We’ve all heard the expression “practice makes perfect.” Although a combination of good coaching, confidence and the consistent application of talents may not lead to perfection, it will certainly lead to sales teams that are exceptionally competent in their roles.
Competent salesforces are successful. Retention is greatly improved. People who feel good about what they are doing are good at what they do and “duplicate” what they do. And isn’t individual success and its duplication what it’s all about?
People will always be entering and leaving direct selling. The challenge is to keep them and to keep more of them longer. The greater success they find, the longer their active involvement will be. It is also important to convey to our field leadership that with the solid coaching of new people, leaders have an exceptional opportunity to not only provide a wonderful growth-oriented environment for these new folks, but also to greatly enhance their own personal and business growth as their teams become stronger and perform at a higher level.
Coaching and the positive results derived from it should be viewed as an investment in everyone’s success. When a new salesperson is sponsored, the recruiter’s role is not over; in fact, it is just beginning. That is when enthusiasm and excitement are at their highest levels. That is when it is time to nurture and develop that enthusiasm and excitement and channel it into something productive and rewarding.
It has been said that the longest journey begins with the first step. The first step in developing a solid independent business in our industry should begin with a focus on solid coaching. With a strong foundation in place, new starts will have a much better chance of success. Our companies will enjoy increased activity, productivity and retention. With those results, everyone is a winner.
Good coaching generates confidence. Confidence generates consistency. Consistency generates competence. It’s just good business!

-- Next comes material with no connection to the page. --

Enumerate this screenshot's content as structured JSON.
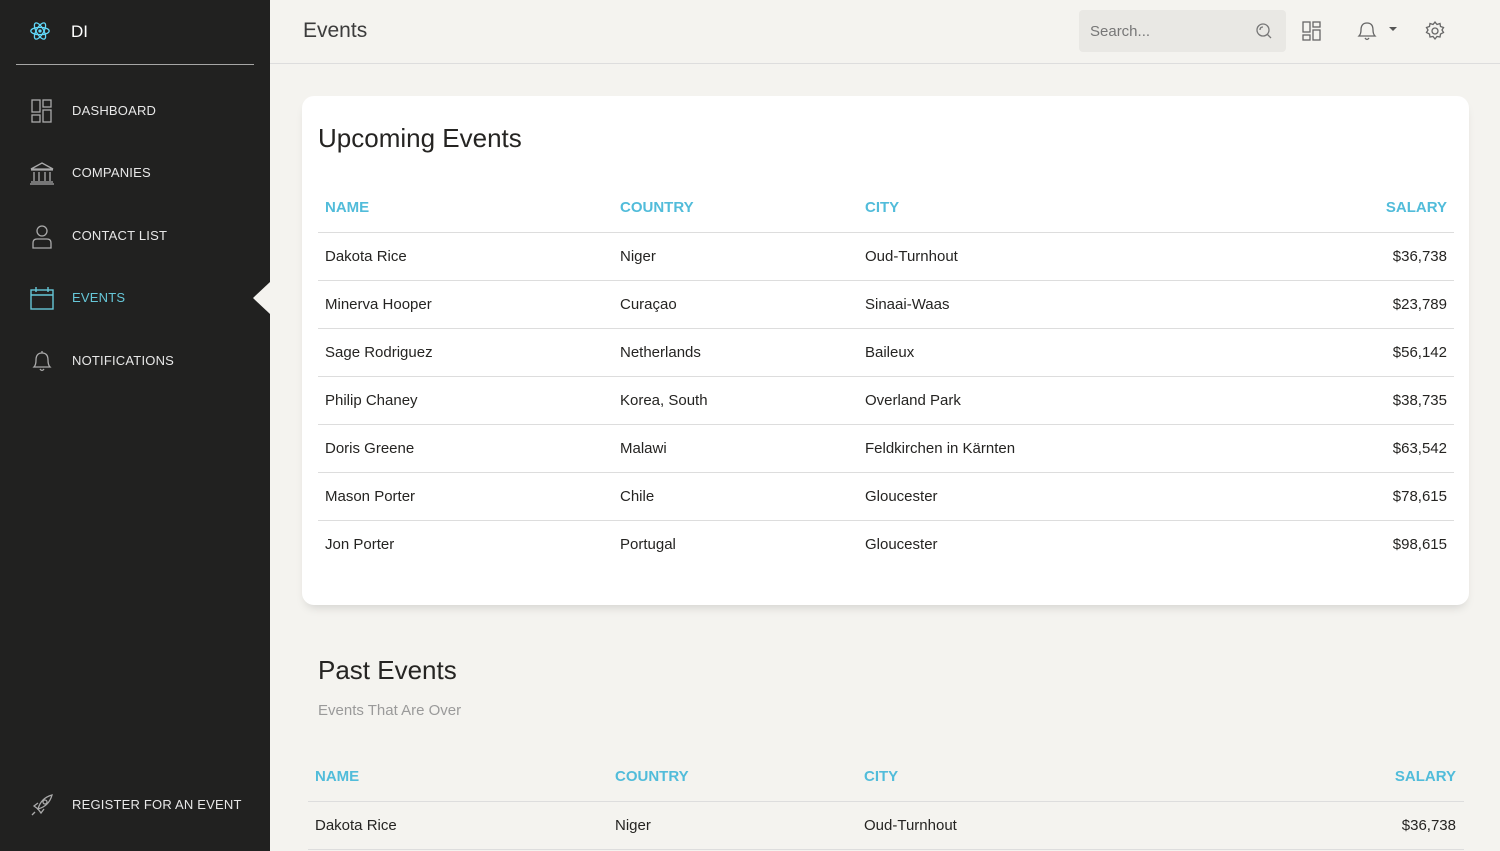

Jack Crowley is principal of the Crowley Collaborative Group. CCG works with direct selling companies in the areas of strategic development, turnaround programs, and international expansion and development. For more information, contact him at firstname.lastname@example.org.